Just as important, the music that Ortega created for his selected texts emerged from a perspective that he'd pursued only in individual works before. My records have always been about how the Gospels find expression in a person's everyday life - the sorrowful, the mundane, the joyful, he explains. The focus throughout this record is one of devotion.
Ortega thought originally that he would record on his own, just voice and piano. In thinking about working at this level of intimacy, unprecedented by any album in his catalog, he decided to ask Gary Paczosa to come onboard as his co-producer. A nine-time Grammy winner, Paczosa is known for working with artists of uncommon creativity, from Alison Krauss with Union Station and John Prine to Mark O'Connor and Yo-Yo Ma.
I told Gary, 'This is going to be the easiest record of your life,' Ortega remembers. The idea was that it would be the piano and my singing, with three vocalists. But then one day I got the idea of adding a string quartet, so I called him again and said, 'This is impossible, but wouldn't it be great if we could get something like the Turtle Island String Quartet?'
Ortega laughs as he remembers his friend's response. He said, 'Oh, I know those guys! I'll call them!'
Shortly after that, they flew, with the basic tracks they had cut on piano at Ortega's home and arrangements written by John Schreiner, to San Francisco, where Turtle Island was ready to play. They poured themselves into the music, Ortega says. Whenever we made slight changes in the orchestrations, they rehearsed them until they knew it wasn't just good enough, it was right.
Other instrumental touches were added too, including guitar from Bryan Sutton and Alison Krauss band member Ron Block, viola from Andrea Zonn, and drums by David Owens from Ortega's touring ensemble. Then the vocals were cut in Nashville. Here Ortega was joined by several guests, chosen as much for their spirit as their sound, beginning with Marsha Skidmore of the Maranatha! Singers, whose entrance on Grace and Peace provides one of the album's most delicately uplifting moments.
Marsha's been through the ringer and she has a gorgeous voice, Ortega notes. She sang her parts just like I imagined. Susan Ashton, of course, was amazing: She sings until it's perfect. For the song 'All Flesh Is Like the Grass,' I asked Jonathan and Amanda Noel to sing almost like choir boys, or ghosts. It's so beautiful, what they did; they're so exceptionally gifted.
The record is graced even further by the vocals of Alison Krauss, Dan Tyminski, and Vince Gill. Alison was so gracious and eager to find the right harmony, in spite of not feeling well that day. She sounds like an angel on 'Sing to Jesus.' And it was a career highlight for me to watch Vince and Dan, these two giants - literally and figuratively - come up with parts. They are absolute masters.

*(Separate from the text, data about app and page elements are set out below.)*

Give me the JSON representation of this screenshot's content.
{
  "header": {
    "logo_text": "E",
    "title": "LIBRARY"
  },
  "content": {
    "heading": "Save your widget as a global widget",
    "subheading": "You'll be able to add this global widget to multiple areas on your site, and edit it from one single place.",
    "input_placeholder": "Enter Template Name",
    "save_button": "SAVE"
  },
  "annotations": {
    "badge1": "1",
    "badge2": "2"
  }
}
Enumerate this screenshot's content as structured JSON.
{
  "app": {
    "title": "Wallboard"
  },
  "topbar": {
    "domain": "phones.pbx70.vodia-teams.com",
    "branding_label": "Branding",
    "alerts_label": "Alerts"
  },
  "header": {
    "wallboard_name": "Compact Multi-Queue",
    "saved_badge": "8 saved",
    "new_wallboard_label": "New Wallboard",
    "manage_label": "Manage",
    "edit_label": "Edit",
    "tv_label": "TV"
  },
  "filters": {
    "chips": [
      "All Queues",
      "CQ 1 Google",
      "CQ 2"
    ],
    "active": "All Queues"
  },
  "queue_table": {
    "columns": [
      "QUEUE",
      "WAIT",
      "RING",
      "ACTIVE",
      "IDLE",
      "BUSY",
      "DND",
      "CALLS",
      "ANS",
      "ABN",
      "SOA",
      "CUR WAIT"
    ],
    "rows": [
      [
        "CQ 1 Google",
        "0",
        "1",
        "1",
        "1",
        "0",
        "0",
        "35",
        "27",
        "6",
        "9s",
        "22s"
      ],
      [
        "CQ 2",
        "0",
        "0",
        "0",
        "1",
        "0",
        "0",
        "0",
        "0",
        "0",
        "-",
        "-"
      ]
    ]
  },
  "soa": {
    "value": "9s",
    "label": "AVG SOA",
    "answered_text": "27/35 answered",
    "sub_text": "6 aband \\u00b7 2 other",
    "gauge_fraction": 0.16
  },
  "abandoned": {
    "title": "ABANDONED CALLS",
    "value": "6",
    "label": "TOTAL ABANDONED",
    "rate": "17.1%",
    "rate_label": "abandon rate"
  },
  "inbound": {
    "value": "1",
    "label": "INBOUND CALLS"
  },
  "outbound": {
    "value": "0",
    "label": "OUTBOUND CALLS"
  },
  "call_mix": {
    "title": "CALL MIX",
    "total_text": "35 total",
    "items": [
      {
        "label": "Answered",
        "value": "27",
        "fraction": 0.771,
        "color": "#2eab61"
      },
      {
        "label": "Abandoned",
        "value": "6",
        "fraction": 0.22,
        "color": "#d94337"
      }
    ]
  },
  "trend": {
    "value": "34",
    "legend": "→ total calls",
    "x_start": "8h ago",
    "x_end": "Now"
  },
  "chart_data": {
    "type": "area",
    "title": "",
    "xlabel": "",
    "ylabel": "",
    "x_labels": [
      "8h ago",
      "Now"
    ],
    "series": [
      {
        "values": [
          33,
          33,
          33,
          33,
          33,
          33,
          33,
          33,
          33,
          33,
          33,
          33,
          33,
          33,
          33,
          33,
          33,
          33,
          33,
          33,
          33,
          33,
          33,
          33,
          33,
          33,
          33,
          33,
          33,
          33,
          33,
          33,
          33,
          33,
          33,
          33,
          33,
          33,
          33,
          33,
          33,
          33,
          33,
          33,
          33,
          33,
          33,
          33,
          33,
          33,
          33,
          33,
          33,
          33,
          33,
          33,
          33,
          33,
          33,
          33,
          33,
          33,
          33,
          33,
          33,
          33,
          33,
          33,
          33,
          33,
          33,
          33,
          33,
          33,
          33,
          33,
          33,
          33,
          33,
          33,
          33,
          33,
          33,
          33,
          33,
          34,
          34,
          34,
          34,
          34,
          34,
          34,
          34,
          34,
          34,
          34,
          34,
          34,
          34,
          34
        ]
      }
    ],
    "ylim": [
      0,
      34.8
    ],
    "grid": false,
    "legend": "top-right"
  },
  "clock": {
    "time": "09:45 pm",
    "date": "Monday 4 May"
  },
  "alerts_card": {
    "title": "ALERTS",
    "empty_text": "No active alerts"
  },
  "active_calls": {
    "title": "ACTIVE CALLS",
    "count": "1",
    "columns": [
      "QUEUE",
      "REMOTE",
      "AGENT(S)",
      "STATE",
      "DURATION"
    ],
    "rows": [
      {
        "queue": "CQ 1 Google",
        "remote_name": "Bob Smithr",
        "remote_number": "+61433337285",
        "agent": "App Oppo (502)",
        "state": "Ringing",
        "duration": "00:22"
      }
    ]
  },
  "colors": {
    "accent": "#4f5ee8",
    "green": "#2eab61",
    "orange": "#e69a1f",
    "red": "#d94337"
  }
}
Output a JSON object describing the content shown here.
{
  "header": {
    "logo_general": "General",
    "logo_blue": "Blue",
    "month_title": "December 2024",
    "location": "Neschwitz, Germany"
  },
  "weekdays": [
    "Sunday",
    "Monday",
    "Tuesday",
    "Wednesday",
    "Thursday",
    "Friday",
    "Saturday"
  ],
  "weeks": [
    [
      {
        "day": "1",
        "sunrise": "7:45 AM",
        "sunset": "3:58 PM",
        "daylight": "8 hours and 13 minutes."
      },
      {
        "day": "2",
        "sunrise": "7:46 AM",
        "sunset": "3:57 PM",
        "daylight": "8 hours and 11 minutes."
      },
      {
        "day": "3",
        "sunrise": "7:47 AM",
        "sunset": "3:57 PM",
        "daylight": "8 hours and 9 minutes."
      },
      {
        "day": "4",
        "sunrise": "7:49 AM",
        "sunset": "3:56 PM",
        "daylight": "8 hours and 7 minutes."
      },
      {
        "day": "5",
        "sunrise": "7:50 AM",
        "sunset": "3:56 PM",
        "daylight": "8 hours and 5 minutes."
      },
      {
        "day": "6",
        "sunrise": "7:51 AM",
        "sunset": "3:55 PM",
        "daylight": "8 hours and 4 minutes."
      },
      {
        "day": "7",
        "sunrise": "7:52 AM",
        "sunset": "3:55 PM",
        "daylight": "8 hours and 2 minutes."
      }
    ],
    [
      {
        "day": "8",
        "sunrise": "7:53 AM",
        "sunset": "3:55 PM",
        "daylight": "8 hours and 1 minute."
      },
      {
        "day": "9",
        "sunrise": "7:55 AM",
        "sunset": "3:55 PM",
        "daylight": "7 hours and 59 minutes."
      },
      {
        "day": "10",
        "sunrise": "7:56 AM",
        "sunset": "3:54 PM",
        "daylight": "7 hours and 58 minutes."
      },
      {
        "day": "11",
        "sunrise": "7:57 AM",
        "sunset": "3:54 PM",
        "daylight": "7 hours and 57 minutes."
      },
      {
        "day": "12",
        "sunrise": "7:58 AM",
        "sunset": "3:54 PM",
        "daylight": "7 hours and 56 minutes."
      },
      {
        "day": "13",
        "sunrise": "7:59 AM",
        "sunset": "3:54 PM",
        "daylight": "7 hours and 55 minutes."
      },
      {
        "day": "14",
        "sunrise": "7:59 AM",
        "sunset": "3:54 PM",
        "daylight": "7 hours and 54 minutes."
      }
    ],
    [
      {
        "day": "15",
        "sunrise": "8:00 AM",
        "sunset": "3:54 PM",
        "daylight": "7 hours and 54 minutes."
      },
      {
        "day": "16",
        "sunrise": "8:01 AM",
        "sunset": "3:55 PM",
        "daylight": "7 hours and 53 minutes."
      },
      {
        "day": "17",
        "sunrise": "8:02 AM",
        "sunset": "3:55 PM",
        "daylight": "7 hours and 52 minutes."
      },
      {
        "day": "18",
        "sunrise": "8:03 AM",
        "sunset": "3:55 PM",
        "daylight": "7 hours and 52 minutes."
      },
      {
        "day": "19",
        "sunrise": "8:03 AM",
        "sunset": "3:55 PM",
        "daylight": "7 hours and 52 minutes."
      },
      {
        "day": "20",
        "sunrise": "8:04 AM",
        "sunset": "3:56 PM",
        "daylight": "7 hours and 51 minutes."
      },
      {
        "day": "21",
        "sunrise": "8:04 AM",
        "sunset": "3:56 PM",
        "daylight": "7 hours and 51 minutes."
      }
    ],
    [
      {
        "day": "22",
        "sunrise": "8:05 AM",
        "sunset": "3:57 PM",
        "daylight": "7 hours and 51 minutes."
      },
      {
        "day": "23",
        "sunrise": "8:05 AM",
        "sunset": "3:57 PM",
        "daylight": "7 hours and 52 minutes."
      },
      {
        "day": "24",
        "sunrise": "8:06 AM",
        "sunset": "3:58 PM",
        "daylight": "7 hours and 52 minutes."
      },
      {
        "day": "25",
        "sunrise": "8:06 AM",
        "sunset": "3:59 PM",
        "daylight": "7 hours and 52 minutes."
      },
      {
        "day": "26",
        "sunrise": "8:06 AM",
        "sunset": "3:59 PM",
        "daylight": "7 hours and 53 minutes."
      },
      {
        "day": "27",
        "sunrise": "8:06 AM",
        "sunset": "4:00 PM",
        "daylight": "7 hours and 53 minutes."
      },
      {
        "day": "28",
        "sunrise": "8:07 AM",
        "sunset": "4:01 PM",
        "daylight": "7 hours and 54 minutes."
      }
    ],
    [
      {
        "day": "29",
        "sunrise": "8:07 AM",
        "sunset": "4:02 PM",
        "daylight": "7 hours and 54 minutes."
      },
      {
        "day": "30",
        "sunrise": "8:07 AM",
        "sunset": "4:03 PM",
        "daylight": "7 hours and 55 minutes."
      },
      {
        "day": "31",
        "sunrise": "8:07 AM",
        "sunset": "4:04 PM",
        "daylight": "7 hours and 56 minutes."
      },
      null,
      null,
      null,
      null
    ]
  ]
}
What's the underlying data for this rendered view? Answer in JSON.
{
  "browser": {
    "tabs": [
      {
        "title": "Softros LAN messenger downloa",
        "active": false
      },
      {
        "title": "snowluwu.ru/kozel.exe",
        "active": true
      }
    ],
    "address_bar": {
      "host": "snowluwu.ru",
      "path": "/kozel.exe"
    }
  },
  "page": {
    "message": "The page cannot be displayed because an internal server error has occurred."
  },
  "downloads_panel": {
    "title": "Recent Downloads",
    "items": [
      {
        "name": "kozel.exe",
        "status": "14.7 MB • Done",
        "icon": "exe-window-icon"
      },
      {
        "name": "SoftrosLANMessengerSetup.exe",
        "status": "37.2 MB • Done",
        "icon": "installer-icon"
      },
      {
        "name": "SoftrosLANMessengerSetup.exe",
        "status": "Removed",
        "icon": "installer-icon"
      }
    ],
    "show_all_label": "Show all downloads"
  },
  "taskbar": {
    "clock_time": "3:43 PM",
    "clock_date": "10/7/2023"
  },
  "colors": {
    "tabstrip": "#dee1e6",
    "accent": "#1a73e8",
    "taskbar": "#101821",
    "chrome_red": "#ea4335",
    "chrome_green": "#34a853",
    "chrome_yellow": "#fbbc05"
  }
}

All these additions are most remarkable in how they enhanced the hushed beauty of The Shadow of Your Wings. In the end, of course, Ortega is the soul of this performance, though he would demur that credit should be given to God.
For me, this work is tied to the deaths of some amazing people I have known: my two beautiful aunts, Nina and Lucy, and my dear friend Linda Harter. Right as we finished recording, another friend died. His name was Richard Martinez. Years ago he had donated a kidney to my father, who was on dialysis. I've dedicated this record to the blessed memory of these true saints.
My hope is that these songs will resonate with and bring comfort to people who have lost a loved one or who feel there's something lacking in their communion with God.